Mark Webber scored his sixth win in Hungary. In the previous twenty-four years of Grands Prix in Hungary, only eight times has the winner gone on to win the title. It was Vettel’s fifteenth podium (I noticed he has scored more points this season, 151, than in all his previous seasons, 125). It was Red Bull’s 100th race having gained 12 wins, 16 poles, and 31 podiums.
It was good to see a driver win with a contrasting strategy, although only courtesy of Vettel’s penalty. Had Mark pitted with everyone else, then it might have been the usual dull race the circuit provides, exasperated by not even the variation of drivers taking their first stops a bit earlier or later. Had there not been a safety-car period, would it have occurred to the team to try leaving Mark out when the rest of the field went through the pit-cycle? He was able to pull out enough time on Alonso from a small lead after the safety-car went in, yet without a safety-car would have had a bigger head-start if Alonso and the rest pitted about 15 to 18 laps into the race. Of course in such a scenario, if Webber had pitted a lap before Alonso into a gap in the field that gave him a clear track, that would have probably done the trick as the first onto new tyres is faster sooner, but if there is such a gap, it is always the car ahead that has that opportunity to pitstop into it that bit earlier.
Concerning Schumacher’s brutal move on Barrichello, the question that strikes me is if that did not deserve a ban, then what the hell would? Does he have to kill someone? Perhaps maiming someone will be enough. It will be interesting to see if the punishment in any way amends Schumacher’s behavoir to those trying to pass him. Bless Barrichello for not only not backing out, but once he had taken to the end of the pit-exit to squeeze by, viciously turned left to make Schumacher flinch out his way. Following the avalanche of international media condemnation, it has been reported that Schumacher apologised on his web-site, this only included on the German-language version. Borrowing Autosport‘s translation, “I wasn’t seeking to endanger him with my move. If he feels I was then I’m sorry, this wasn’t my intention.”, it hardly comes across as a fulsome, gracious apology. My translation is, “I am not at all sorry but I will give the most grudging conditional apology I can get away with because I have been advised I do not have a choice.” A sorry excuse for an apology.
Brawn’s attempt to defend the action of his driver was despicable. “It may have ended up in a dangerous way but that wasn’t the intent I am sure by Michael. Michael was defending his position, trying to encourage Rubens to go around the outside. I don’t think for a moment that he saw Rubens there and thought ‘I will squeeze him’.” I expect if Michael were to stab someone, Brawn would explain that Schumacher held the knife out to merely show it to the other man, and did not see how close he was standing, and then stabbed him again in demonstrating how it had been accidental the first time.

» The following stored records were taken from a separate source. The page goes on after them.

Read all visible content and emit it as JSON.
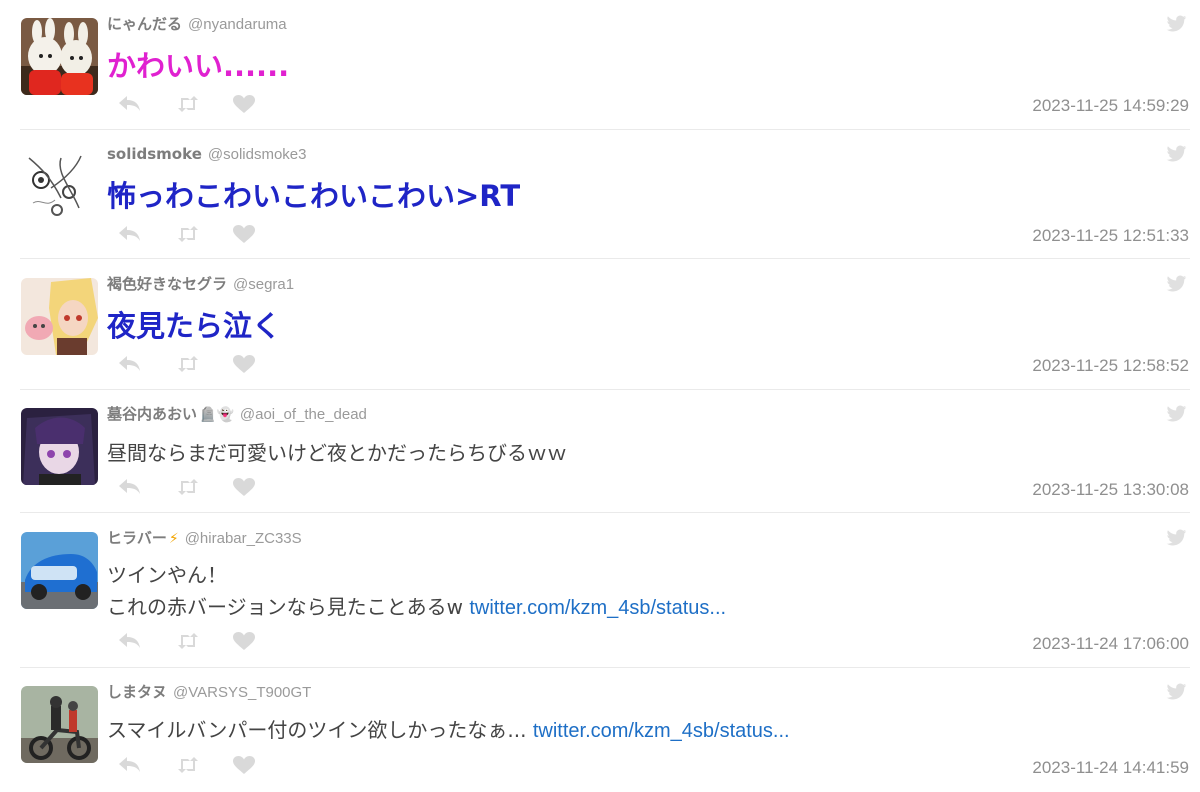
{
  "colors": {
    "pink_text": "#e021d0",
    "blue_text": "#1f25c6",
    "link": "#1e6fc6",
    "muted": "#8f8f8f"
  },
  "icons": [
    "reply-icon",
    "retweet-icon",
    "like-icon",
    "twitter-bird-icon"
  ],
  "tweets": [
    {
      "name": "にゃんだる",
      "handle": "@nyandaruma",
      "text": "かわいい......",
      "time": "2023-11-25 14:59:29"
    },
    {
      "name": "solidsmoke",
      "handle": "@solidsmoke3",
      "text": "怖っわこわいこわいこわい>RT",
      "time": "2023-11-25 12:51:33"
    },
    {
      "name": "褐色好きなセグラ",
      "handle": "@segra1",
      "text": "夜見たら泣く",
      "time": "2023-11-25 12:58:52"
    },
    {
      "name": "墓谷内あおい",
      "name_emoji": "🪦👻",
      "handle": "@aoi_of_the_dead",
      "text": "昼間ならまだ可愛いけど夜とかだったらちびるｗｗ",
      "time": "2023-11-25 13:30:08"
    },
    {
      "name": "ヒラバー",
      "name_emoji": "⚡",
      "handle": "@hirabar_ZC33S",
      "text_line1": "ツインやん！",
      "text_line2": "これの赤バージョンなら見たことあるw ",
      "link": "twitter.com/kzm_4sb/status...",
      "time": "2023-11-24 17:06:00"
    },
    {
      "name": "しまタヌ",
      "handle": "@VARSYS_T900GT",
      "text": "スマイルバンパー付のツイン欲しかったなぁ... ",
      "link": "twitter.com/kzm_4sb/status...",
      "time": "2023-11-24 14:41:59"
    }
  ]
}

One of the rumours that surfaced in recent days is that Nick Heidfeld might join Kubica at Renault next season. I wrote about the Polish driver’s need to be his team’s clear number-one here. For the races they both drove for BMW Sauber, Robert scored 137 points and quick Nick 150. Kubica only won at Canada in 2008 after the team clearly had Heidfeld let him past for the lead to get the 1-2 as the Pole still had a pitstop to do. If they are re-paired, we will see the truculent Kubica soon return if he thinks the team are giving his team-mate too much attention. Knowing Heidfeld’s fortune, if he did sign with Renault, a few days later Schumacher would quit, and Mercedes would blitz the opposition next season.